→ EXCERPTED RECORDS
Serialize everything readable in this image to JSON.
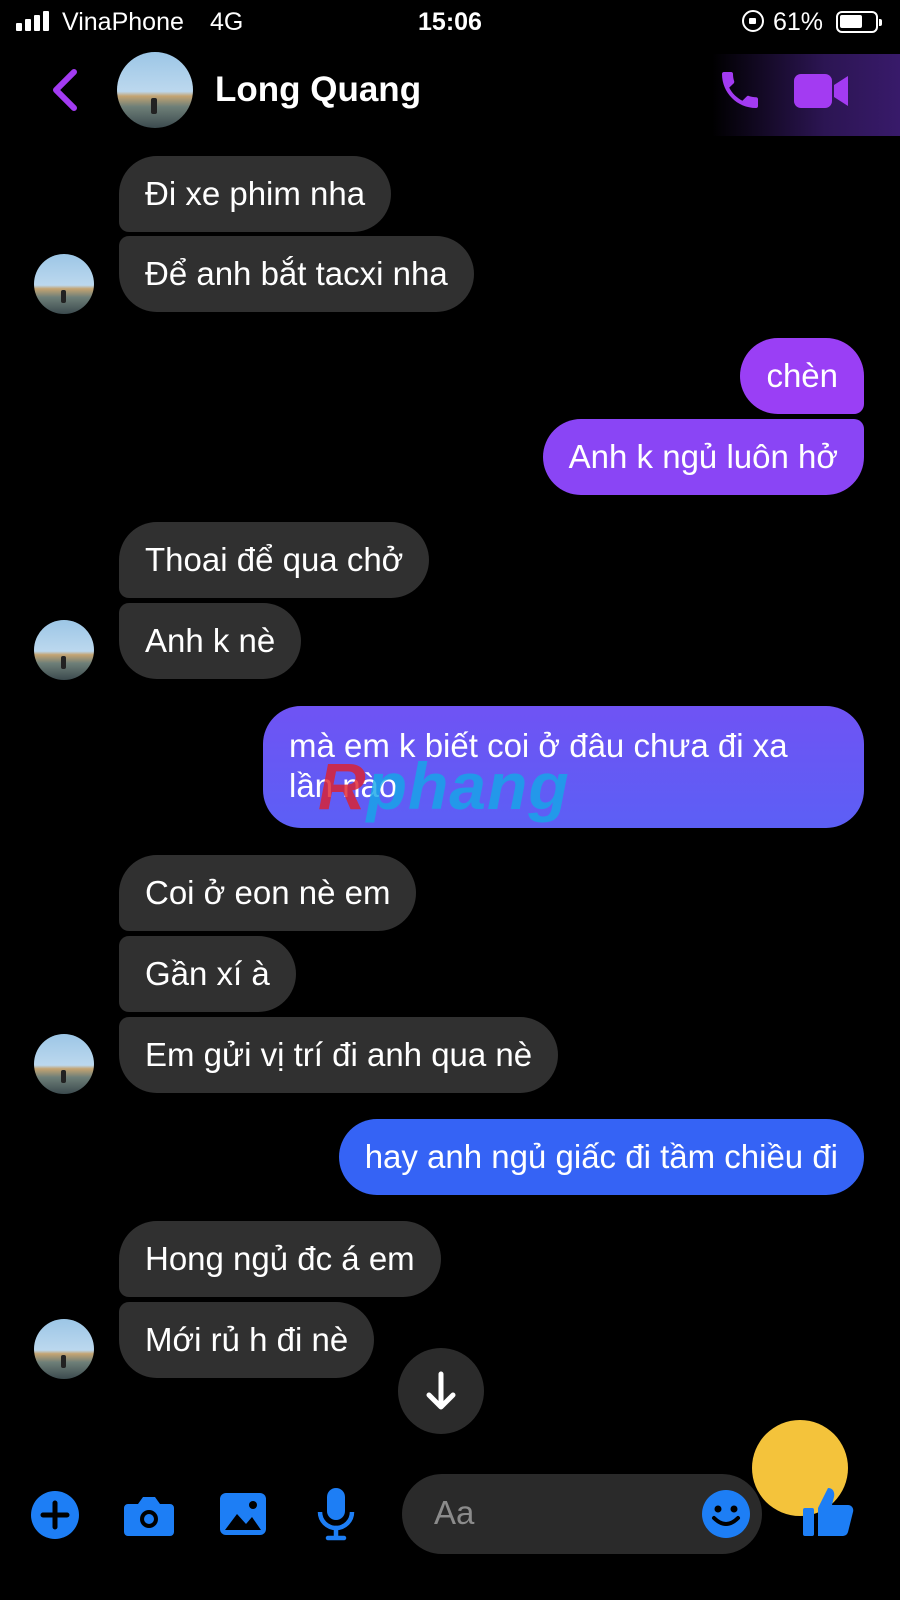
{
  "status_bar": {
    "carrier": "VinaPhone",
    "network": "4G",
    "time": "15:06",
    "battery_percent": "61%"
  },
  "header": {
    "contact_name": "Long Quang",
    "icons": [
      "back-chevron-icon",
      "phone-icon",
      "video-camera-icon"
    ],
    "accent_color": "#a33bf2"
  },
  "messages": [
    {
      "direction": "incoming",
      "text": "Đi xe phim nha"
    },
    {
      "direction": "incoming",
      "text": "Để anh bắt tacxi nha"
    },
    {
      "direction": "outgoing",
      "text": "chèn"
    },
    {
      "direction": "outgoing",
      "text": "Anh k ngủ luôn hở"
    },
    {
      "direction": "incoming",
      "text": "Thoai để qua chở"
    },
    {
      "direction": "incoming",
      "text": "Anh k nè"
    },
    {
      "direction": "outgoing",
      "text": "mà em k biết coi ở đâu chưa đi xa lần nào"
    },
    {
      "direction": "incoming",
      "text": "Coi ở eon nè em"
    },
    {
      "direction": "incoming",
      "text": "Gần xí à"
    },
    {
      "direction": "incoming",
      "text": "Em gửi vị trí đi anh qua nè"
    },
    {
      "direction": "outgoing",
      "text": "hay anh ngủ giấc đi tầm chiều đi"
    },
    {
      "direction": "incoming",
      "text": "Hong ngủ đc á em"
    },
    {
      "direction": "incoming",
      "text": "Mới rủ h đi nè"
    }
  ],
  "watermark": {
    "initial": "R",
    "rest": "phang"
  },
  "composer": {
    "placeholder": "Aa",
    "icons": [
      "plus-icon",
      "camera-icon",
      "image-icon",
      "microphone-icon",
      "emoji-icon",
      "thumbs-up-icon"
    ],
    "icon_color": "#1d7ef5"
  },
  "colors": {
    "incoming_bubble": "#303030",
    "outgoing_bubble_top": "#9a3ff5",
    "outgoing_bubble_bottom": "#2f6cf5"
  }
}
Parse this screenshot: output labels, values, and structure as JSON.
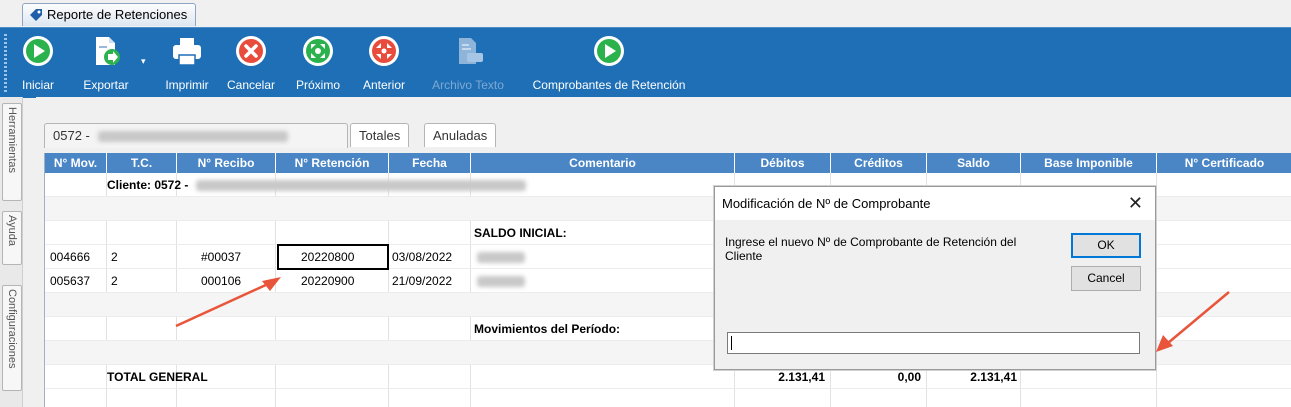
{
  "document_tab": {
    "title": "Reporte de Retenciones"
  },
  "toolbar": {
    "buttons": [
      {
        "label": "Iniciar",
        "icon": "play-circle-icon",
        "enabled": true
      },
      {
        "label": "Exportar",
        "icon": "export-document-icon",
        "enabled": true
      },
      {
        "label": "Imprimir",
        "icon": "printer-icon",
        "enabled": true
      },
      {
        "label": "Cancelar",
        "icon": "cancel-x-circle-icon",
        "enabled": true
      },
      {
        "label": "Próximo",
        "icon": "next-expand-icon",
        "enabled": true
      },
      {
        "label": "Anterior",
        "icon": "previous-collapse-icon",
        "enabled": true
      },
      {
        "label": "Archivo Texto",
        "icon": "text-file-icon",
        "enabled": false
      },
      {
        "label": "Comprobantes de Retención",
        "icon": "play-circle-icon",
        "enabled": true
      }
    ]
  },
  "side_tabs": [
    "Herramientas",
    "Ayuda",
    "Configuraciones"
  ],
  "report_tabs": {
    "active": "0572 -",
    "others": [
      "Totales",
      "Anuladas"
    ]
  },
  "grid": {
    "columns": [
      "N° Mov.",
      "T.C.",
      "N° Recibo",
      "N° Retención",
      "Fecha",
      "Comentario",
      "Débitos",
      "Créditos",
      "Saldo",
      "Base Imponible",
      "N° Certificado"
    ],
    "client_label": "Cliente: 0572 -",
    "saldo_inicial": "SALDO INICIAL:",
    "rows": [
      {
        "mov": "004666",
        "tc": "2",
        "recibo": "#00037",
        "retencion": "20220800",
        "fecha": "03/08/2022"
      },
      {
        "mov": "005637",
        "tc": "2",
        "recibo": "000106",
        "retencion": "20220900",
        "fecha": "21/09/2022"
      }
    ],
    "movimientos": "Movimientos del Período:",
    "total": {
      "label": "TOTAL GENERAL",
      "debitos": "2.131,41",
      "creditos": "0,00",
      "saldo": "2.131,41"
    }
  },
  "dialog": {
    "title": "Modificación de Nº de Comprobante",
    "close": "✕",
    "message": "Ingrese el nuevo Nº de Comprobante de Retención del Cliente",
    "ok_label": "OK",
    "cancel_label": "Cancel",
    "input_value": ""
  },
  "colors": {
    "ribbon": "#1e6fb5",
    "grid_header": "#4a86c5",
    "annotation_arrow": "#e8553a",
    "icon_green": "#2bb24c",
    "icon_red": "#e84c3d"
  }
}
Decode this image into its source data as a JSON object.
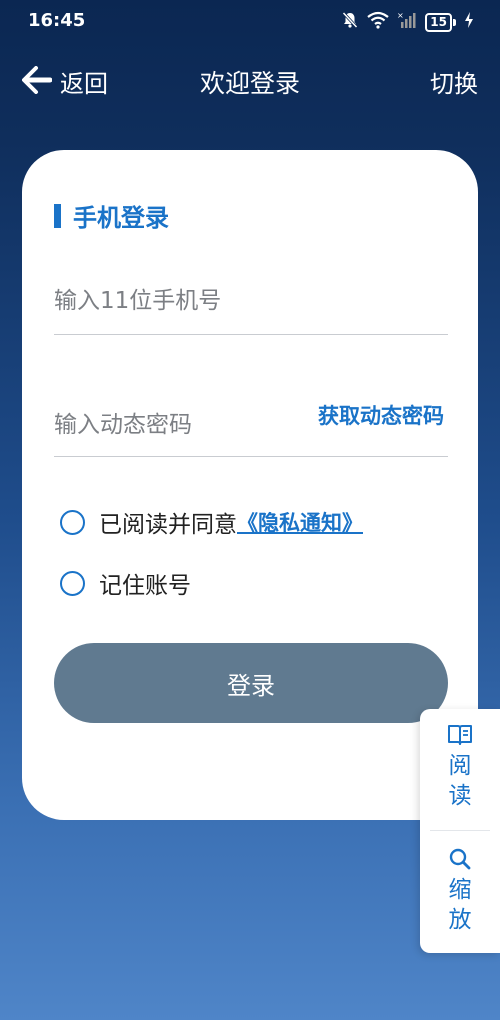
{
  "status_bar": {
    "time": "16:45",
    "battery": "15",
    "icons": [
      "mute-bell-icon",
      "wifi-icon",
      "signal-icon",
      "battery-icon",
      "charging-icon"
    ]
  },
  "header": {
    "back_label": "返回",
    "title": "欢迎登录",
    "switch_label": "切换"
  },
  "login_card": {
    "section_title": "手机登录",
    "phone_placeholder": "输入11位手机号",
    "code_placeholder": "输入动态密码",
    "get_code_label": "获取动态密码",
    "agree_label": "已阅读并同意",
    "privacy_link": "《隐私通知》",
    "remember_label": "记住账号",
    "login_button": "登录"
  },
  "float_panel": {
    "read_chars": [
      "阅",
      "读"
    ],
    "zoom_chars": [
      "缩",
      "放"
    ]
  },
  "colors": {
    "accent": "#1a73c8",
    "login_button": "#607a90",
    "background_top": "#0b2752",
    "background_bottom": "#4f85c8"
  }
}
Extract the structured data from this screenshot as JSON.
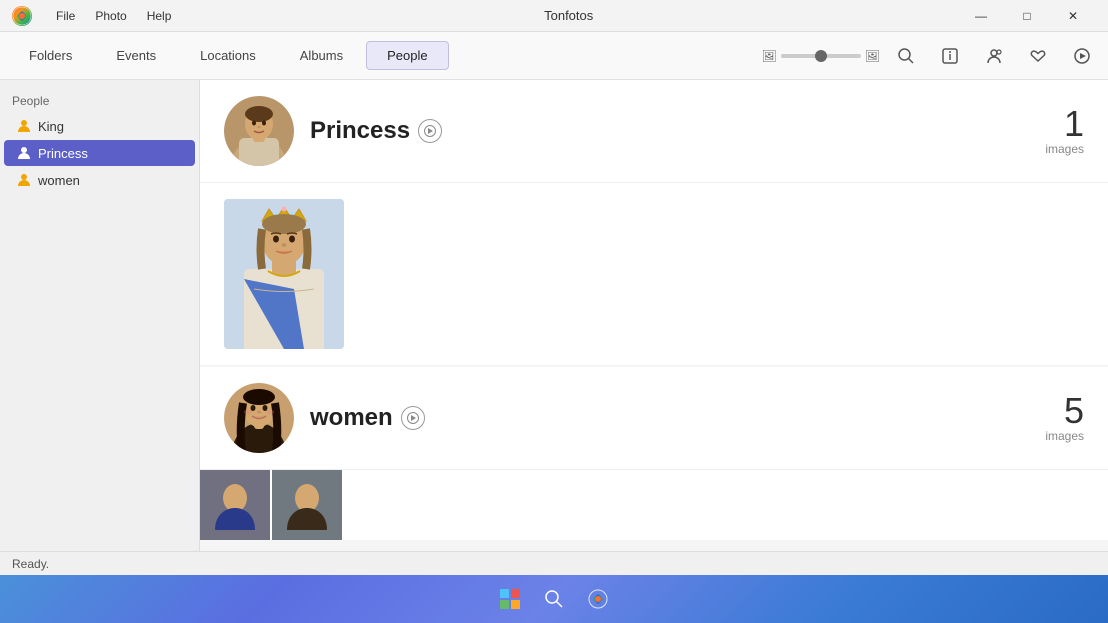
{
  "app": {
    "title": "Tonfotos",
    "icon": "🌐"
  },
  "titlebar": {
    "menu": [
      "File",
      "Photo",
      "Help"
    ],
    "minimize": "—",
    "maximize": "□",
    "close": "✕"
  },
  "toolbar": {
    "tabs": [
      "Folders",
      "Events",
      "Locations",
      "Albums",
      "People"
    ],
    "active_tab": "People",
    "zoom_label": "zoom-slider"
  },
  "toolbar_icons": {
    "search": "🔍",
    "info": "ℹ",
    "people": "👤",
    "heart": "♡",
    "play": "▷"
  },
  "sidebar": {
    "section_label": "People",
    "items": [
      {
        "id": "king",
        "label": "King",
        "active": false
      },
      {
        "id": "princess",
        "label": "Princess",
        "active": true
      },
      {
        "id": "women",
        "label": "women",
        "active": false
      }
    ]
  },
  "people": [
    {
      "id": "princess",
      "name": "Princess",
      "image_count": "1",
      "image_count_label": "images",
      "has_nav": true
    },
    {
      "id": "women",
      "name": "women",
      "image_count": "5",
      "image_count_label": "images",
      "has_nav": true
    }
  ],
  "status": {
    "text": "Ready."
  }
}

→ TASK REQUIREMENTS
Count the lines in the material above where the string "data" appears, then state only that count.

→ PROBLEM SOLUTION
2